The issue is called Context: Africa, and includes poems, stories, interviews, and essays in English, French, and Spanish.
In an excerpt from her debut novel, Everything Good Will Come, Sefi Atta provides a young girl's impressions of watching television in Nigeria in the late 1960s:
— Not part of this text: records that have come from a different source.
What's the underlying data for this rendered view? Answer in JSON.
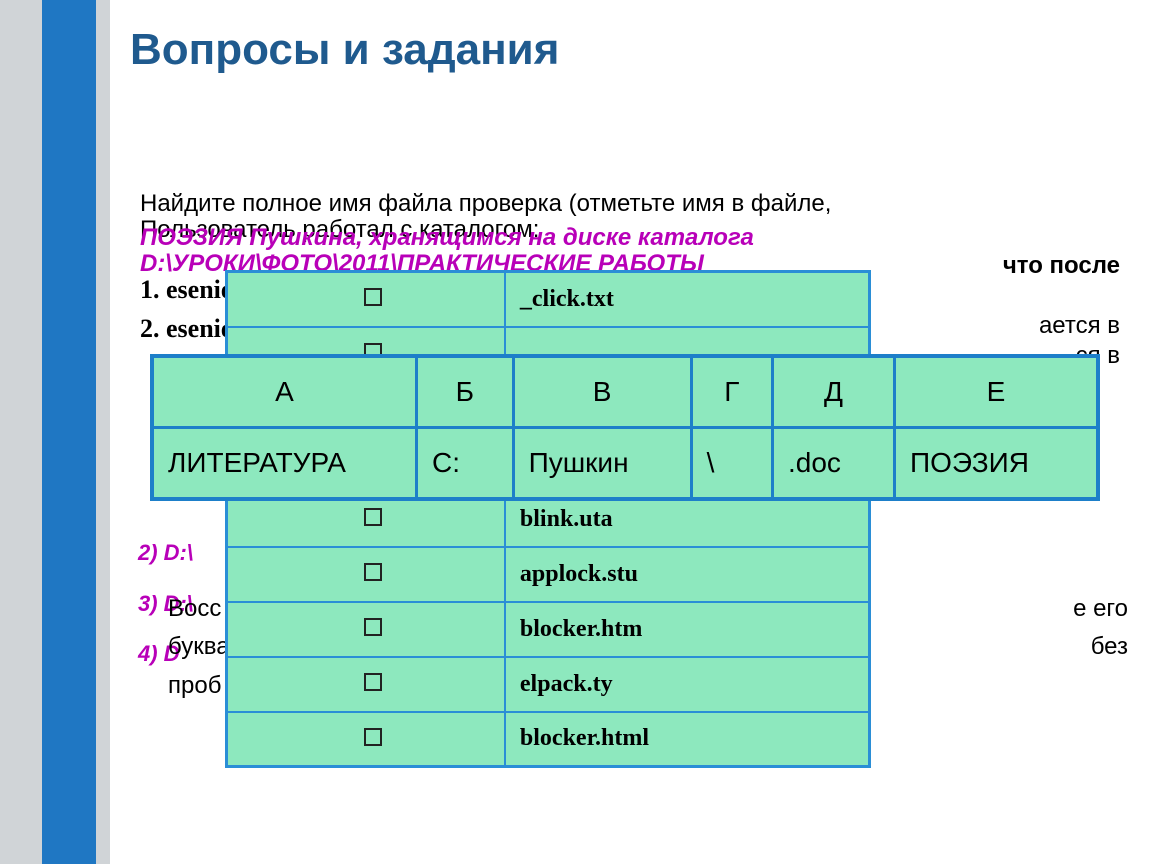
{
  "title": "Вопросы и задания",
  "bg_line1": "Найдите полное имя файла проверка (отметьте имя в файле,",
  "bg_line2": "Пользователь работал с каталогом:",
  "bg_line3": "ПОЭЗИЯ Пушкина, хранящимся на диске каталога",
  "bg_line4": "D:\\УРОКИ\\ФОТО\\2011\\ПРАКТИЧЕСКИЕ РАБОТЫ",
  "bg_line5": "что после",
  "bg_line6": "ается в",
  "bg_line7": "ся в",
  "numbered": [
    "2) D:\\",
    "3) D:\\",
    "4) D"
  ],
  "ess_rows": [
    "1. esenie.ttx",
    "2. esenie.ttx"
  ],
  "vosst_line1": "Восс",
  "vosst_line2": "е его",
  "vosst_line3": "буква",
  "vosst_line4": "без",
  "vosst_line5": "проб",
  "filetable": {
    "rows": [
      "_click.txt",
      "",
      "",
      "",
      "blink.uta",
      "applock.stu",
      "blocker.htm",
      "elpack.ty",
      "blocker.html"
    ]
  },
  "lettertable": {
    "headers": [
      "А",
      "Б",
      "В",
      "Г",
      "Д",
      "Е"
    ],
    "cells": [
      "ЛИТЕРАТУРА",
      "C:",
      "Пушкин",
      "\\",
      ".doc",
      "ПОЭЗИЯ"
    ]
  }
}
Television in those days didn’t come on until six o’clock in the evening. The first hour was news and I never watched the news, except that special day when the Apollo landed on the moon. After that, children in school said you could get Apollo, a form of conjunctivitis, by staring at an eclipse too long. Tarzan, Zorro, Little John, and the entire Cartwright family on Bonanza were there, with their sweet and righteous retaliations, to tell me any other fact I needed to know about the world. And oblivious to any biased messages I was receiving, I sympathised with Tarzan (those awful natives!), thought Indians were terrible people and memorised the happy jingles of foreign multinational companies: “Mobil keeps your engine – Beep, beep, king of the road.” If Alfred Hitchcock came on, I knew it was time to go to bed. Or if it was Doris Day. I couldn’t bear her song, “Que Sera”.Everything Good Will Come received the inaugural Wole Soyinka Prize for Literature in Africa, and it comes out in paperback from the independent Interlink Books next month.